You have a reasonable expectation of privacy when you are in your own home. You also have a constitutional right to be free from unreasonable searches and seizures of your property. Knowing those rights could be very important if the police come crashing through your door.
Sometimes, the behavior of police officers violates someone’s rights. Officers may try to then justify their behavior based on the circumstances. For years, police officers in hot pursuit of an individual could justify forcing their way onto other people’s private property to make an arrest.
In some scenarios, officers end up arresting someone at the property they entered because of a hot pursuit.

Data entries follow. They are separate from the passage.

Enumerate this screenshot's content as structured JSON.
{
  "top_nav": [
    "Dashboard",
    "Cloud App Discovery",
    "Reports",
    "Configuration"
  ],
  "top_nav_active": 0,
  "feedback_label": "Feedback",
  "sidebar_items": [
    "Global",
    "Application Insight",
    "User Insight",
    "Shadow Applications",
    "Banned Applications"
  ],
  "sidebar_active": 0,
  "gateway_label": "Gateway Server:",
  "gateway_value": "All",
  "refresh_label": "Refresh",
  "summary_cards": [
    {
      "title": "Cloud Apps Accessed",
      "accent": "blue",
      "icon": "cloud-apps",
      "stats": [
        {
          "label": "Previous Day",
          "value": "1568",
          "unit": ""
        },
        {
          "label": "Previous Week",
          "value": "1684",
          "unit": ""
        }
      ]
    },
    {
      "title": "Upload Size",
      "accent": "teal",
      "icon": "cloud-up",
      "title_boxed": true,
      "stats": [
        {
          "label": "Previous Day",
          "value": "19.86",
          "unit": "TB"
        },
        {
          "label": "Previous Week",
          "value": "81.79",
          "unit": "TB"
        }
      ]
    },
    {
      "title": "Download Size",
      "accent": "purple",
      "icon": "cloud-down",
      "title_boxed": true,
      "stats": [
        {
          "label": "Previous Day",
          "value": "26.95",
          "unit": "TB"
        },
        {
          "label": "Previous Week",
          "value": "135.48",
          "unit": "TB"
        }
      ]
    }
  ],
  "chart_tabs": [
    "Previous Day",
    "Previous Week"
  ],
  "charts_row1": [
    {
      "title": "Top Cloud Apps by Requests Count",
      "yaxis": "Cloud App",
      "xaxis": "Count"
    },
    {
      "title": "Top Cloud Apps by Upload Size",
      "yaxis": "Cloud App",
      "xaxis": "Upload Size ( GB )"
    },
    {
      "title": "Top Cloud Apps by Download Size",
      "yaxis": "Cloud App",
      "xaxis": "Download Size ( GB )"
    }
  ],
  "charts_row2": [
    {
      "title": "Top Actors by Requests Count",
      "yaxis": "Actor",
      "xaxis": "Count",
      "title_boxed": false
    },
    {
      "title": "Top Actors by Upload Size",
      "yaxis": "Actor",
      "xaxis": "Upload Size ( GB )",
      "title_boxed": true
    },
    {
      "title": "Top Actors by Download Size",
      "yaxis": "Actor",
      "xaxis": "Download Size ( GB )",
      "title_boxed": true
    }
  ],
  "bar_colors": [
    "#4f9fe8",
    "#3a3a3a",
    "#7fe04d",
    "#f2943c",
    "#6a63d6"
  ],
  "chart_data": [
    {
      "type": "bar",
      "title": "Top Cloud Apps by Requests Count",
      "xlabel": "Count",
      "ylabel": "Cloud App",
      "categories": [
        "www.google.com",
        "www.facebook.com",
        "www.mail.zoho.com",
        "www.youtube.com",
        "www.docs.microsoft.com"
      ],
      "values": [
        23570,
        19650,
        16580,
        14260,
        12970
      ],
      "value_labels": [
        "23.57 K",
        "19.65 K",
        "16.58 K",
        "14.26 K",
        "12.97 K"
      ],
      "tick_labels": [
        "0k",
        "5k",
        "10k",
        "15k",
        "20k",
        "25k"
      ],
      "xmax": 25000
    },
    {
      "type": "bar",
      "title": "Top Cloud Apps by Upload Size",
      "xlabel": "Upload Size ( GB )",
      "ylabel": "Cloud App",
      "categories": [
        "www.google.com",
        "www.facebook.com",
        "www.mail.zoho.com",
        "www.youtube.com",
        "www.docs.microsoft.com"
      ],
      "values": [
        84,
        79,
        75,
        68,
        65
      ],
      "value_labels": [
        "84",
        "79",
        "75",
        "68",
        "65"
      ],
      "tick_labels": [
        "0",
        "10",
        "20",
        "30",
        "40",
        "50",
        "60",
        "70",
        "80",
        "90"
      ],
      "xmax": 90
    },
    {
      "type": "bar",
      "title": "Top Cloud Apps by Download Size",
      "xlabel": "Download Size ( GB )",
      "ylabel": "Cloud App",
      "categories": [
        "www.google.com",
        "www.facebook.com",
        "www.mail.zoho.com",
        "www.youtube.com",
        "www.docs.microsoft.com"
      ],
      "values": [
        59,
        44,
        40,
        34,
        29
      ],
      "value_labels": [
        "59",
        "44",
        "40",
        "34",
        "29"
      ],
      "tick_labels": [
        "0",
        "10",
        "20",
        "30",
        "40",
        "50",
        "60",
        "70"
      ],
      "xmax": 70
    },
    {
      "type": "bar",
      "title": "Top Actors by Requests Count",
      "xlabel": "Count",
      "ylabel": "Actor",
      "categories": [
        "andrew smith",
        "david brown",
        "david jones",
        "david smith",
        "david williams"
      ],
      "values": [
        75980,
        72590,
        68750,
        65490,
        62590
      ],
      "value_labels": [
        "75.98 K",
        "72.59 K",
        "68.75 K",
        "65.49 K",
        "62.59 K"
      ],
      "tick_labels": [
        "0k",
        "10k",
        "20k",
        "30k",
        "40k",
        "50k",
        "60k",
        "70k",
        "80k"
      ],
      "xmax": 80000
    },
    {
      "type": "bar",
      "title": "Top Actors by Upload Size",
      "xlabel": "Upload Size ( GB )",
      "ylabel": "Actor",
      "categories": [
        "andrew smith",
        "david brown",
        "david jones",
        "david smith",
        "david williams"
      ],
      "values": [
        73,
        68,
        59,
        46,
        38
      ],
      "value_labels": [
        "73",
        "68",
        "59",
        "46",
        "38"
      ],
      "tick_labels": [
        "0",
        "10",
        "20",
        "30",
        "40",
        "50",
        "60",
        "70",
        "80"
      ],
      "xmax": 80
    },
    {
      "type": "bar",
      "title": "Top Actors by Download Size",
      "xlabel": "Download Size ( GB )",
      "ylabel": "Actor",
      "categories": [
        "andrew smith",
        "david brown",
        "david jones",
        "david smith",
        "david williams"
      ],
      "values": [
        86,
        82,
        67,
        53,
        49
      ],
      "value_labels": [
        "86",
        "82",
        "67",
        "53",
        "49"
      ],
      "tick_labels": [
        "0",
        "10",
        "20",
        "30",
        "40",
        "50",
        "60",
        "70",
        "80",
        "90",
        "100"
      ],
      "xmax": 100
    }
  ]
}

Drug charges could easily result from a sudden, warrantless entry by police, for example. Thankfully for those worried that the police could kick in their door and arrest them, the Supreme Court has recently limited the times police officers can legally do that.
What did the Supreme Court decide?
There was recently a Supreme Court ruling regarding a hot pursuit and secondary arrest that occurred because of it. The Supreme Court found that the alleged offense leading to the hot pursuit must be serious enough to justify officers encroaching on other people’s property.
Simply put, misdemeanor offenses may not be adequate justification for officers to enter someone’s property without their permission during a hot pursuit. Understanding your rights can help you stand up for yourself when dealing with police officers or help your defense if you face drug charges or other criminal charges because of a questionable and sudden entry of your property.